When the clouds broke, when the clouds
Truly tore apart: that was the moment
We realized, at last, that the sky
Was above us after all. Nothing
Makes you more aware of the
Vastness above you than the sudden
And entire collapse of it,
Its iron clang, the ferocity,
Its uncompromising reign from
One horizon to the next
Now bereft in the throes of war.
The sky, falling upon you, heavier than lead.
When the clouds broke, it was heaven
Breaking. It was the law
Of nature, just breaking. The taste
Of metal was water on the tongue,
The earth began to smell of it too, damp
And slick and under siege,
A cry was heard, the rain was a crowd
Jostling and jeering all around us;
You couldn’t move for it. As the clouds broke,

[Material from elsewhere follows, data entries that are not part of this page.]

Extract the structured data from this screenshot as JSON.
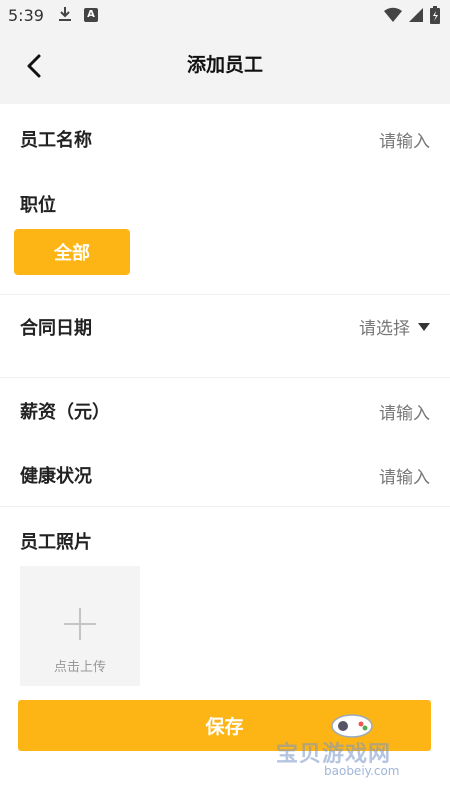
{
  "status_bar": {
    "time": "5:39",
    "notification_icon_letter": "A"
  },
  "header": {
    "title": "添加员工"
  },
  "form": {
    "employee_name": {
      "label": "员工名称",
      "placeholder": "请输入"
    },
    "position": {
      "label": "职位",
      "chip_label": "全部"
    },
    "contract_date": {
      "label": "合同日期",
      "placeholder": "请选择"
    },
    "salary": {
      "label": "薪资（元）",
      "placeholder": "请输入"
    },
    "health": {
      "label": "健康状况",
      "placeholder": "请输入"
    },
    "photo": {
      "label": "员工照片",
      "upload_label": "点击上传"
    }
  },
  "save_button": {
    "label": "保存"
  },
  "watermark": {
    "name": "宝贝游戏网",
    "url": "baobeiy.com"
  },
  "colors": {
    "accent": "#fdb515",
    "header_bg": "#f3f3f3",
    "placeholder": "#777777"
  },
  "icons": [
    "download-icon",
    "wifi-icon",
    "signal-icon",
    "battery-icon",
    "back-arrow-icon",
    "dropdown-triangle-icon",
    "plus-icon",
    "gamepad-icon"
  ]
}
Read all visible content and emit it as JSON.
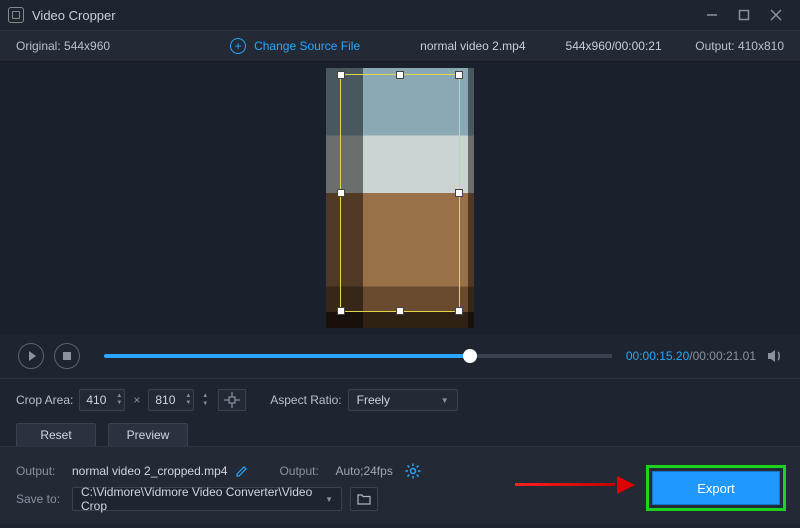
{
  "app": {
    "title": "Video Cropper"
  },
  "infobar": {
    "original_label": "Original:",
    "original_dims": "544x960",
    "change_source_label": "Change Source File",
    "filename": "normal video 2.mp4",
    "dims_time": "544x960/00:00:21",
    "output_label": "Output:",
    "output_dims": "410x810"
  },
  "player": {
    "time_current": "00:00:15.20",
    "time_total": "00:00:21.01"
  },
  "crop": {
    "area_label": "Crop Area:",
    "width": "410",
    "height": "810",
    "aspect_label": "Aspect Ratio:",
    "aspect_value": "Freely",
    "reset_label": "Reset",
    "preview_label": "Preview"
  },
  "output": {
    "label": "Output:",
    "filename": "normal video 2_cropped.mp4",
    "format_label": "Output:",
    "format_value": "Auto;24fps",
    "save_label": "Save to:",
    "save_path": "C:\\Vidmore\\Vidmore Video Converter\\Video Crop",
    "export_label": "Export"
  }
}
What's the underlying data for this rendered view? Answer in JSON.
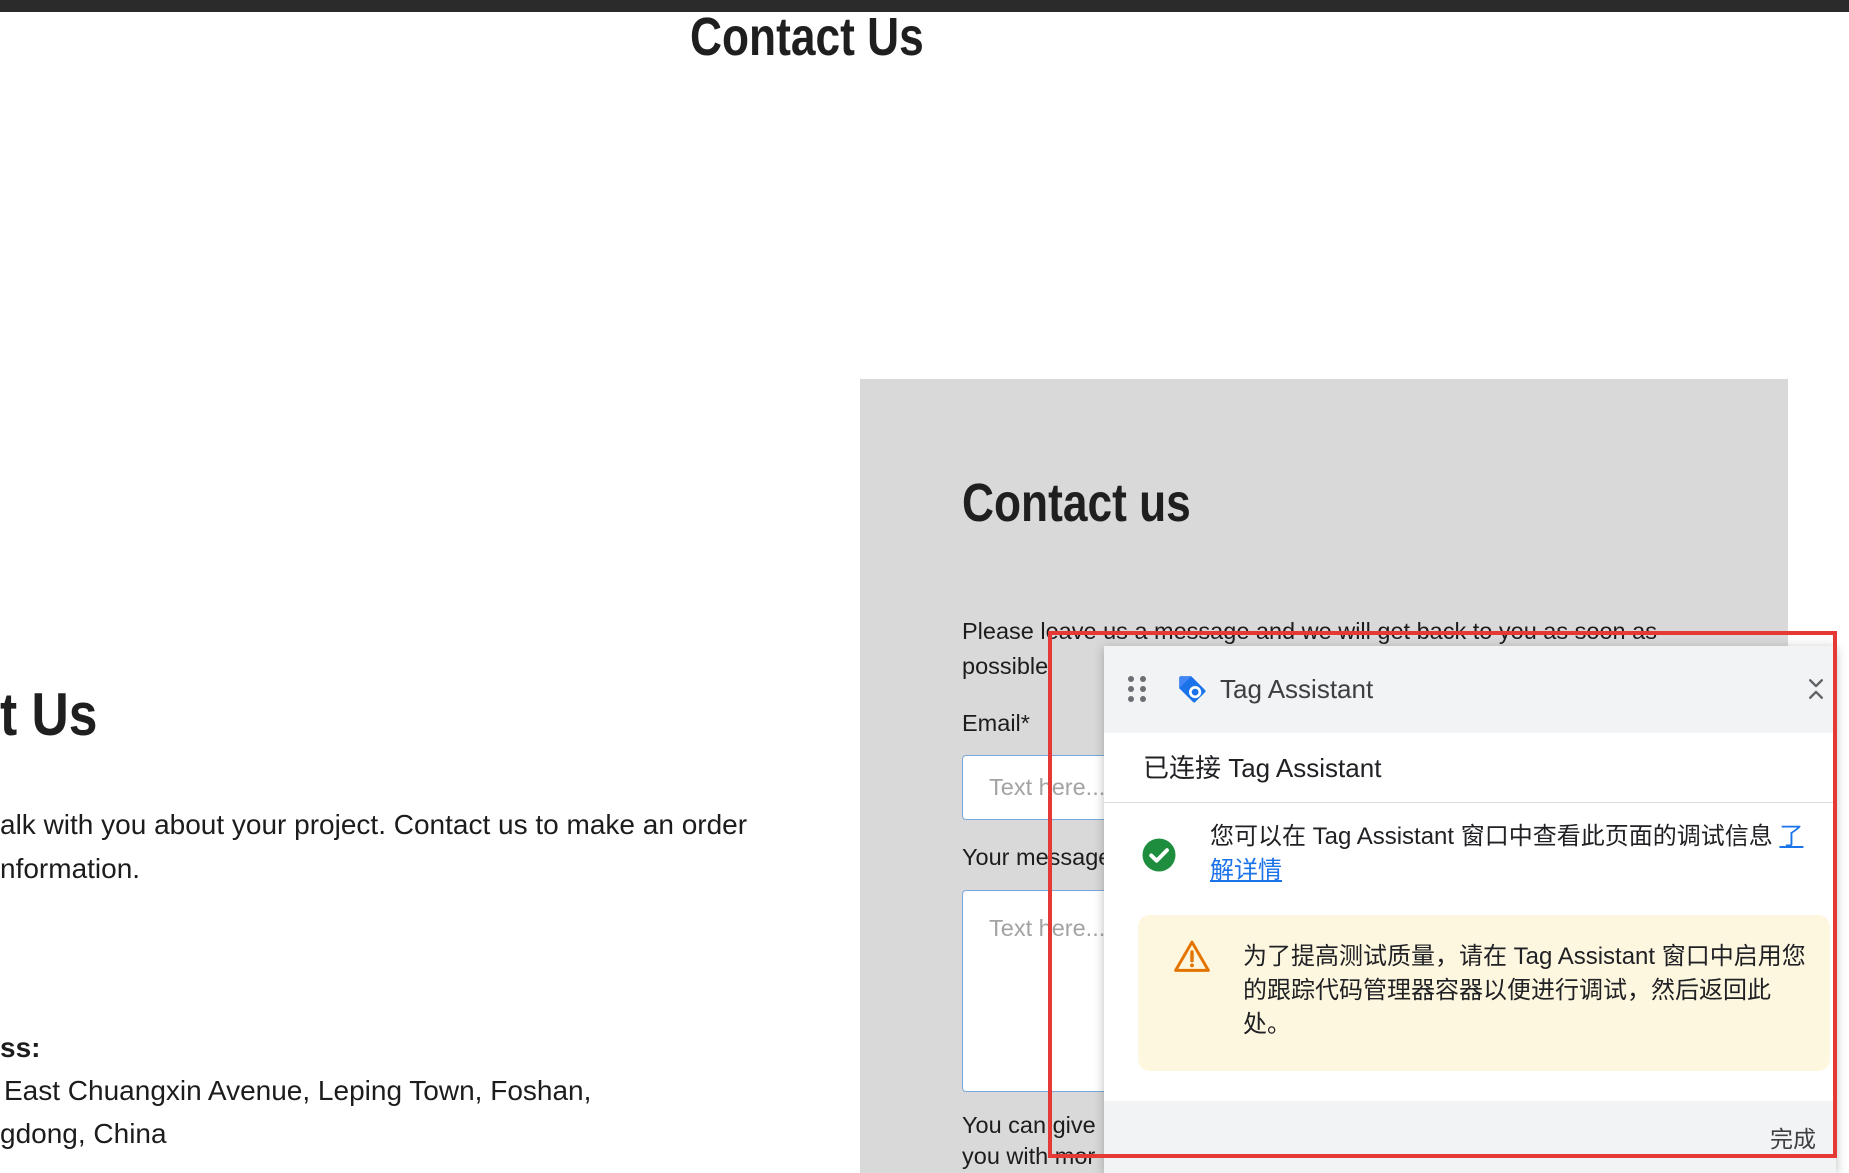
{
  "page": {
    "title": "Contact Us"
  },
  "left_column": {
    "heading": "t Us",
    "intro_lines": [
      "alk with you about your project. Contact us to make an order",
      "nformation."
    ],
    "address_label": "ss:",
    "address_lines": [
      "East Chuangxin Avenue, Leping Town, Foshan,",
      "gdong, China"
    ]
  },
  "contact_form": {
    "title": "Contact us",
    "intro_lines": [
      "Please leave us a message and we will get back to you as soon as",
      "possible"
    ],
    "email_label": "Email*",
    "email_placeholder": "Text here...",
    "message_label": "Your message",
    "message_placeholder": "Text here...",
    "note_lines": [
      "You can give",
      "you with mor"
    ]
  },
  "tag_assistant": {
    "title": "Tag Assistant",
    "connection_status": "已连接 Tag Assistant",
    "info_text": "您可以在 Tag Assistant 窗口中查看此页面的调试信息",
    "info_link": "了解详情",
    "warning_text": "为了提高测试质量，请在 Tag Assistant 窗口中启用您的跟踪代码管理器容器以便进行调试，然后返回此处。",
    "done_label": "完成"
  },
  "icons": {
    "drag_handle": "drag-handle-icon",
    "panel_logo": "tag-assistant-icon",
    "collapse": "unfold-less-icon",
    "info_status": "check-circle-icon",
    "warning": "warning-triangle-icon"
  },
  "colors": {
    "top_bar": "#2b2b2b",
    "form_panel_bg": "#d9d9d9",
    "input_border": "#7ba6dc",
    "panel_header_bg": "#f1f3f4",
    "link": "#1a73e8",
    "success": "#1e8e3e",
    "warning": "#e37400",
    "warning_bg": "#fef7e0",
    "highlight_border": "#e53935"
  }
}
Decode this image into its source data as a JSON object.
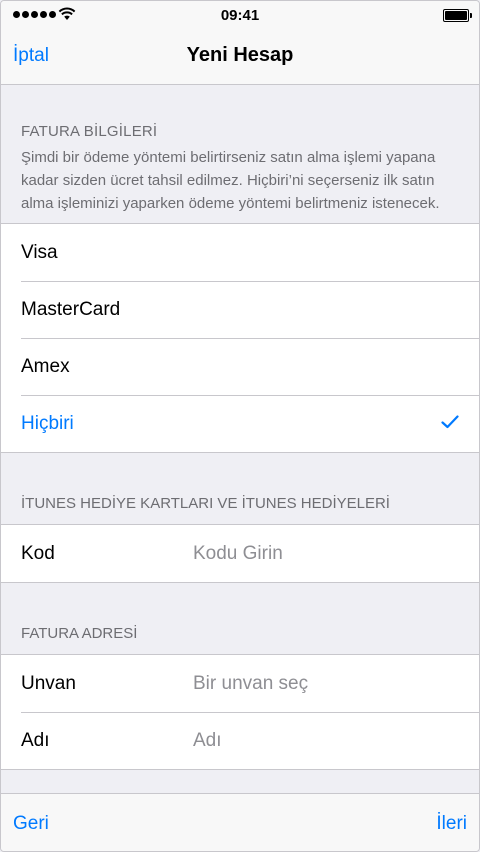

It was suffocating: the air was contaminated.
It invaded our lungs, coats, sodden shoes;
The cold clung to us. As it tore apart,
We sought shelter for ourselves, looking on
In abject homelessness; and
Our idle understanding that the sky
Would always be up there, benign like some
Passive, laissez-faire and absent God:
That too was broken.
I’m often asked to write with less reliance on structures and meters. So I decided to translate that to the subject matter in this poem, too: the moment in life when, all at once, something you have taken for granted is torn apart above your very head.